Excerpts from an interface dataset

---*---

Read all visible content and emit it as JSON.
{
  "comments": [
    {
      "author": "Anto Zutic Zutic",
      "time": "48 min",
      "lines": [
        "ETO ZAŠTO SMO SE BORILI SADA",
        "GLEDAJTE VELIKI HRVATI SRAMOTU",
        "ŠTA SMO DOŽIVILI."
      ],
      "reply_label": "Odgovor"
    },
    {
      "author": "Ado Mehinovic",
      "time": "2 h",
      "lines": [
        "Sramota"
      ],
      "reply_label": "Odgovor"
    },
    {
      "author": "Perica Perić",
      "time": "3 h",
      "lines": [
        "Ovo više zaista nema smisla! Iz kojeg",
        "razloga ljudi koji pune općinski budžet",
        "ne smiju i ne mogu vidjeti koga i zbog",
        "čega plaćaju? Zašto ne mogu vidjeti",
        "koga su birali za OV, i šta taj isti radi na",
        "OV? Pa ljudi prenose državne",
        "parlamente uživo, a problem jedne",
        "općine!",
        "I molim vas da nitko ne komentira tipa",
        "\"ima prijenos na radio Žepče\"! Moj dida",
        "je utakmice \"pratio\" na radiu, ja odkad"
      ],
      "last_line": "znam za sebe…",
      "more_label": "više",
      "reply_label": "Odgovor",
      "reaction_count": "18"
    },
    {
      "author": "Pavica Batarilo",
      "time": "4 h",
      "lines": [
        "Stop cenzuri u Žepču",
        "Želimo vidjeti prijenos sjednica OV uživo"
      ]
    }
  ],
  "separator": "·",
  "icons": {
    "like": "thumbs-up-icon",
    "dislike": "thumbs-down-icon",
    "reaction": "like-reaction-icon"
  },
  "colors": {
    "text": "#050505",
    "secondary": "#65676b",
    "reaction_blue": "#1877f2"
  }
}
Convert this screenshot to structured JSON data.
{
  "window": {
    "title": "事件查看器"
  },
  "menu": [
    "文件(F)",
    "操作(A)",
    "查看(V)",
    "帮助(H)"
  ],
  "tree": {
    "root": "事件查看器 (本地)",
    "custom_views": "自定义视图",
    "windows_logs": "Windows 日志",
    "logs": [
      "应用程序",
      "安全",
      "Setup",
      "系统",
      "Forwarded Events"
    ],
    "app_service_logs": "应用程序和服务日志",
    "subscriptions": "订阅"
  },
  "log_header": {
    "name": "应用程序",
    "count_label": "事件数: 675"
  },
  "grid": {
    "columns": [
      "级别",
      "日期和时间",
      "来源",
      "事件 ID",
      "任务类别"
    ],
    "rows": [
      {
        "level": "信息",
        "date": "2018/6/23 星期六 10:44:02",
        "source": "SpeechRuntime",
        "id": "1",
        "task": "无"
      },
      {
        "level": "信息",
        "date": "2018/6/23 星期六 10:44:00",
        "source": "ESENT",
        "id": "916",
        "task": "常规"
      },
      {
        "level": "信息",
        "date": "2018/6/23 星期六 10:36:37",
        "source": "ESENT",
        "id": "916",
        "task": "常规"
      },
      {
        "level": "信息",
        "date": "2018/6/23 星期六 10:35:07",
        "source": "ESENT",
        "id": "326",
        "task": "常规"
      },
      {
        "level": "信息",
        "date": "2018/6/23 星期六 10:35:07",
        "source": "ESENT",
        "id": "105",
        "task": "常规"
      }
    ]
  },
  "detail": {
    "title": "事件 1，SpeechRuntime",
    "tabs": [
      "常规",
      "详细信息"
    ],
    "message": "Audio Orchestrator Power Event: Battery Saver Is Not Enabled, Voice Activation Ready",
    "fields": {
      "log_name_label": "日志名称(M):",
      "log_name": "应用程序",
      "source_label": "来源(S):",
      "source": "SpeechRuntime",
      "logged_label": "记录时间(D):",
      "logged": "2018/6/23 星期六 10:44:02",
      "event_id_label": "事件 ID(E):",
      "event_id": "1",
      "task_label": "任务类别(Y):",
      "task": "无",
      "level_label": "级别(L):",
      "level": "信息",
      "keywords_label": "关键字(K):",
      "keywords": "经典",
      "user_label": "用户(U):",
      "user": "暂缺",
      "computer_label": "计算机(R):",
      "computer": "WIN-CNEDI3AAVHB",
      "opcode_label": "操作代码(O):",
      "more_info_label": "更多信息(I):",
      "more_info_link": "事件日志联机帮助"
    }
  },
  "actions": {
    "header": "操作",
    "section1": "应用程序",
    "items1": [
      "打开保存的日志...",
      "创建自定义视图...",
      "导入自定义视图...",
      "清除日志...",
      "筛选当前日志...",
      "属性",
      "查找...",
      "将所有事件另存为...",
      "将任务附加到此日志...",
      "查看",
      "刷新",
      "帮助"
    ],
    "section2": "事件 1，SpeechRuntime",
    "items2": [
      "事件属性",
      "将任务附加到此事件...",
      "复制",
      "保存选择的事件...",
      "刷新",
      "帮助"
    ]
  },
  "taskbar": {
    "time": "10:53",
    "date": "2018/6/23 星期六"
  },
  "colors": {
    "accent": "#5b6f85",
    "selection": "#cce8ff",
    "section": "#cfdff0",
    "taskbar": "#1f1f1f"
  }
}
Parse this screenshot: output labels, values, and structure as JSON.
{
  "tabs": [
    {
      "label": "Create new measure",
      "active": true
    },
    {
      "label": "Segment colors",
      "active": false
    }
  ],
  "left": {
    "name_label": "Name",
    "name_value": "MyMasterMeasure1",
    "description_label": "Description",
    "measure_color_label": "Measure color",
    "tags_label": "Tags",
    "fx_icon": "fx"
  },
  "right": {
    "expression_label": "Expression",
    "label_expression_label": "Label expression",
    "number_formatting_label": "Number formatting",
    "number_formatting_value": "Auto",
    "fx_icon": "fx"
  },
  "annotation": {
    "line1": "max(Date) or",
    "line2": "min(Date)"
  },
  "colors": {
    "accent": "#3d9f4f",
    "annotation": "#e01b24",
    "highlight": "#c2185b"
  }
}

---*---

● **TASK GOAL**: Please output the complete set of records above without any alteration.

● **RESULT OF THIS EXERCISE**:
Read all visible content and emit it as JSON.
{
  "comments": [
    {
      "author": "Anto Zutic Zutic",
      "time": "48 min",
      "lines": [
        "ETO ZAŠTO SMO SE BORILI SADA",
        "GLEDAJTE VELIKI HRVATI SRAMOTU",
        "ŠTA SMO DOŽIVILI."
      ],
      "reply_label": "Odgovor"
    },
    {
      "author": "Ado Mehinovic",
      "time": "2 h",
      "lines": [
        "Sramota"
      ],
      "reply_label": "Odgovor"
    },
    {
      "author": "Perica Perić",
      "time": "3 h",
      "lines": [
        "Ovo više zaista nema smisla! Iz kojeg",
        "razloga ljudi koji pune općinski budžet",
        "ne smiju i ne mogu vidjeti koga i zbog",
        "čega plaćaju? Zašto ne mogu vidjeti",
        "koga su birali za OV, i šta taj isti radi na",
        "OV? Pa ljudi prenose državne",
        "parlamente uživo, a problem jedne",
        "općine!",
        "I molim vas da nitko ne komentira tipa",
        "\"ima prijenos na radio Žepče\"! Moj dida",
        "je utakmice \"pratio\" na radiu, ja odkad"
      ],
      "last_line": "znam za sebe…",
      "more_label": "više",
      "reply_label": "Odgovor",
      "reaction_count": "18"
    },
    {
      "author": "Pavica Batarilo",
      "time": "4 h",
      "lines": [
        "Stop cenzuri u Žepču",
        "Želimo vidjeti prijenos sjednica OV uživo"
      ]
    }
  ],
  "separator": "·",
  "icons": {
    "like": "thumbs-up-icon",
    "dislike": "thumbs-down-icon",
    "reaction": "like-reaction-icon"
  },
  "colors": {
    "text": "#050505",
    "secondary": "#65676b",
    "reaction_blue": "#1877f2"
  }
}
Convert this screenshot to structured JSON data.
{
  "window": {
    "title": "事件查看器"
  },
  "menu": [
    "文件(F)",
    "操作(A)",
    "查看(V)",
    "帮助(H)"
  ],
  "tree": {
    "root": "事件查看器 (本地)",
    "custom_views": "自定义视图",
    "windows_logs": "Windows 日志",
    "logs": [
      "应用程序",
      "安全",
      "Setup",
      "系统",
      "Forwarded Events"
    ],
    "app_service_logs": "应用程序和服务日志",
    "subscriptions": "订阅"
  },
  "log_header": {
    "name": "应用程序",
    "count_label": "事件数: 675"
  },
  "grid": {
    "columns": [
      "级别",
      "日期和时间",
      "来源",
      "事件 ID",
      "任务类别"
    ],
    "rows": [
      {
        "level": "信息",
        "date": "2018/6/23 星期六 10:44:02",
        "source": "SpeechRuntime",
        "id": "1",
        "task": "无"
      },
      {
        "level": "信息",
        "date": "2018/6/23 星期六 10:44:00",
        "source": "ESENT",
        "id": "916",
        "task": "常规"
      },
      {
        "level": "信息",
        "date": "2018/6/23 星期六 10:36:37",
        "source": "ESENT",
        "id": "916",
        "task": "常规"
      },
      {
        "level": "信息",
        "date": "2018/6/23 星期六 10:35:07",
        "source": "ESENT",
        "id": "326",
        "task": "常规"
      },
      {
        "level": "信息",
        "date": "2018/6/23 星期六 10:35:07",
        "source": "ESENT",
        "id": "105",
        "task": "常规"
      }
    ]
  },
  "detail": {
    "title": "事件 1，SpeechRuntime",
    "tabs": [
      "常规",
      "详细信息"
    ],
    "message": "Audio Orchestrator Power Event: Battery Saver Is Not Enabled, Voice Activation Ready",
    "fields": {
      "log_name_label": "日志名称(M):",
      "log_name": "应用程序",
      "source_label": "来源(S):",
      "source": "SpeechRuntime",
      "logged_label": "记录时间(D):",
      "logged": "2018/6/23 星期六 10:44:02",
      "event_id_label": "事件 ID(E):",
      "event_id": "1",
      "task_label": "任务类别(Y):",
      "task": "无",
      "level_label": "级别(L):",
      "level": "信息",
      "keywords_label": "关键字(K):",
      "keywords": "经典",
      "user_label": "用户(U):",
      "user": "暂缺",
      "computer_label": "计算机(R):",
      "computer": "WIN-CNEDI3AAVHB",
      "opcode_label": "操作代码(O):",
      "more_info_label": "更多信息(I):",
      "more_info_link": "事件日志联机帮助"
    }
  },
  "actions": {
    "header": "操作",
    "section1": "应用程序",
    "items1": [
      "打开保存的日志...",
      "创建自定义视图...",
      "导入自定义视图...",
      "清除日志...",
      "筛选当前日志...",
      "属性",
      "查找...",
      "将所有事件另存为...",
      "将任务附加到此日志...",
      "查看",
      "刷新",
      "帮助"
    ],
    "section2": "事件 1，SpeechRuntime",
    "items2": [
      "事件属性",
      "将任务附加到此事件...",
      "复制",
      "保存选择的事件...",
      "刷新",
      "帮助"
    ]
  },
  "taskbar": {
    "time": "10:53",
    "date": "2018/6/23 星期六"
  },
  "colors": {
    "accent": "#5b6f85",
    "selection": "#cce8ff",
    "section": "#cfdff0",
    "taskbar": "#1f1f1f"
  }
}
Parse this screenshot: output labels, values, and structure as JSON.
{
  "tabs": [
    {
      "label": "Create new measure",
      "active": true
    },
    {
      "label": "Segment colors",
      "active": false
    }
  ],
  "left": {
    "name_label": "Name",
    "name_value": "MyMasterMeasure1",
    "description_label": "Description",
    "measure_color_label": "Measure color",
    "tags_label": "Tags",
    "fx_icon": "fx"
  },
  "right": {
    "expression_label": "Expression",
    "label_expression_label": "Label expression",
    "number_formatting_label": "Number formatting",
    "number_formatting_value": "Auto",
    "fx_icon": "fx"
  },
  "annotation": {
    "line1": "max(Date) or",
    "line2": "min(Date)"
  },
  "colors": {
    "accent": "#3d9f4f",
    "annotation": "#e01b24",
    "highlight": "#c2185b"
  }
}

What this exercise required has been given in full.